■ Data ■

= Beginning of Section =

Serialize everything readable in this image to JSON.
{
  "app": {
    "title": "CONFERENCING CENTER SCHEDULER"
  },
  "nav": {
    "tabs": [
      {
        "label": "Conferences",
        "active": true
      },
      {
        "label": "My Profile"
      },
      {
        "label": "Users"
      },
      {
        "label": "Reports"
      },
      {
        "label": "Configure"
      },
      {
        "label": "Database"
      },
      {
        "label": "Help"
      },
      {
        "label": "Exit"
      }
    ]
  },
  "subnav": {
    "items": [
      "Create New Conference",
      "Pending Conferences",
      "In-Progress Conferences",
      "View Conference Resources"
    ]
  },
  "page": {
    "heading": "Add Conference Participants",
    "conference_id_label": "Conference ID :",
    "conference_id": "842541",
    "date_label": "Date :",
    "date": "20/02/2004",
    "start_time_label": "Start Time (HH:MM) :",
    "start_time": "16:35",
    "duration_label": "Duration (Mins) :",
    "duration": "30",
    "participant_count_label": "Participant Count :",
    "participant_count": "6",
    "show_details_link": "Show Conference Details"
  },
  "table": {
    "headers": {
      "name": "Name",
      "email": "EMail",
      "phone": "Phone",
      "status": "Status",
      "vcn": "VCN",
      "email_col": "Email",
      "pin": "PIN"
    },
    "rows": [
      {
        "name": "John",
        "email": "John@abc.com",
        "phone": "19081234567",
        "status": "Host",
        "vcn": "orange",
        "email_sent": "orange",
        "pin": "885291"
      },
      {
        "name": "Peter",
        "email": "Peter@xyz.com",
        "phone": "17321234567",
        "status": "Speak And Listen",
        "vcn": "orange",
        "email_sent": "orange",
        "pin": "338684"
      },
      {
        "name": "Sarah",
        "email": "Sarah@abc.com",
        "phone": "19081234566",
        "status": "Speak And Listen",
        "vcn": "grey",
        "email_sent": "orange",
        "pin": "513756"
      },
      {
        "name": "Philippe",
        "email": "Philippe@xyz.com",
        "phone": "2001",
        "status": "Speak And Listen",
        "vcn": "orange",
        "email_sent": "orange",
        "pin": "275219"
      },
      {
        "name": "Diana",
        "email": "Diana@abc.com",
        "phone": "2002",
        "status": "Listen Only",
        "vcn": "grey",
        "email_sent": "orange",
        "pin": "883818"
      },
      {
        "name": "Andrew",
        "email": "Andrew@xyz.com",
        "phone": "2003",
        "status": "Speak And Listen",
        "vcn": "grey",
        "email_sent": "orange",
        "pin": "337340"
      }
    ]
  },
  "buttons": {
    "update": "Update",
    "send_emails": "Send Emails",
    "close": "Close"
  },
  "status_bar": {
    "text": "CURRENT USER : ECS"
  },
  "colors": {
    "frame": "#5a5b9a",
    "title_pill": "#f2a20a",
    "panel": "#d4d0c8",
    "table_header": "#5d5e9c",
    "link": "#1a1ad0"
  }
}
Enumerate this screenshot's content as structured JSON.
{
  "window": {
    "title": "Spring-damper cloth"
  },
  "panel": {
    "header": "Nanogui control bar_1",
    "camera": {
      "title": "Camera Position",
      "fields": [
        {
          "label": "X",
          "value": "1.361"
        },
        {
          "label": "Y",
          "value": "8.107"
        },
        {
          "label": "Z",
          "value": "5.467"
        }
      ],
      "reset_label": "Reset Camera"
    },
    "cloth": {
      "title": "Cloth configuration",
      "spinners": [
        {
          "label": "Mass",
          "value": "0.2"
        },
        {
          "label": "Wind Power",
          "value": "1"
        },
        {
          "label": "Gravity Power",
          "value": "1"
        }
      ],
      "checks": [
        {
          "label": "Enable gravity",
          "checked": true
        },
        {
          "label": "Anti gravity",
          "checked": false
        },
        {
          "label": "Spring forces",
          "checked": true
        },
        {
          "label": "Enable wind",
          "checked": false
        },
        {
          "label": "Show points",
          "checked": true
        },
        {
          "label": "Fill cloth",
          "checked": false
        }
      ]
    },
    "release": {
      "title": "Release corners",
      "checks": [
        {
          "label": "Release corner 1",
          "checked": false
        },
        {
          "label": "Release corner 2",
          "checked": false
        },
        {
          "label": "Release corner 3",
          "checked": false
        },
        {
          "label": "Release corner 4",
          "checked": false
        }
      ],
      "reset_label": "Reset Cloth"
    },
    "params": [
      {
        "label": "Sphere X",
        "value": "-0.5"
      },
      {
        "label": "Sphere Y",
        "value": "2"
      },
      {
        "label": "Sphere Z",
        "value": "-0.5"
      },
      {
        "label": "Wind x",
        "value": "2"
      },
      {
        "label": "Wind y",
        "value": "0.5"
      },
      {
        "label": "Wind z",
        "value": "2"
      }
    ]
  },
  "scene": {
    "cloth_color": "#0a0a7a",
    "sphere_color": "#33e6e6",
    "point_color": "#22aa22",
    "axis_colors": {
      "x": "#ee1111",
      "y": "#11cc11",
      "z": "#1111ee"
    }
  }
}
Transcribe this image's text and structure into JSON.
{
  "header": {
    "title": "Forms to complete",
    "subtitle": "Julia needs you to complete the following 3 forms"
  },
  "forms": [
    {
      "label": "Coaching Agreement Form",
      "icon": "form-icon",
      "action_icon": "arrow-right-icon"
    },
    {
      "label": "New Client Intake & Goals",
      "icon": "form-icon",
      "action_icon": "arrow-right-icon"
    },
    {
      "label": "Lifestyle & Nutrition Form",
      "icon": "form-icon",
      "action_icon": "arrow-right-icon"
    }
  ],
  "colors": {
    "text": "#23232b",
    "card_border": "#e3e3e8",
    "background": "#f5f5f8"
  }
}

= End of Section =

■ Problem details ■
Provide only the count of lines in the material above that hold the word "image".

■ Worked solution ■
2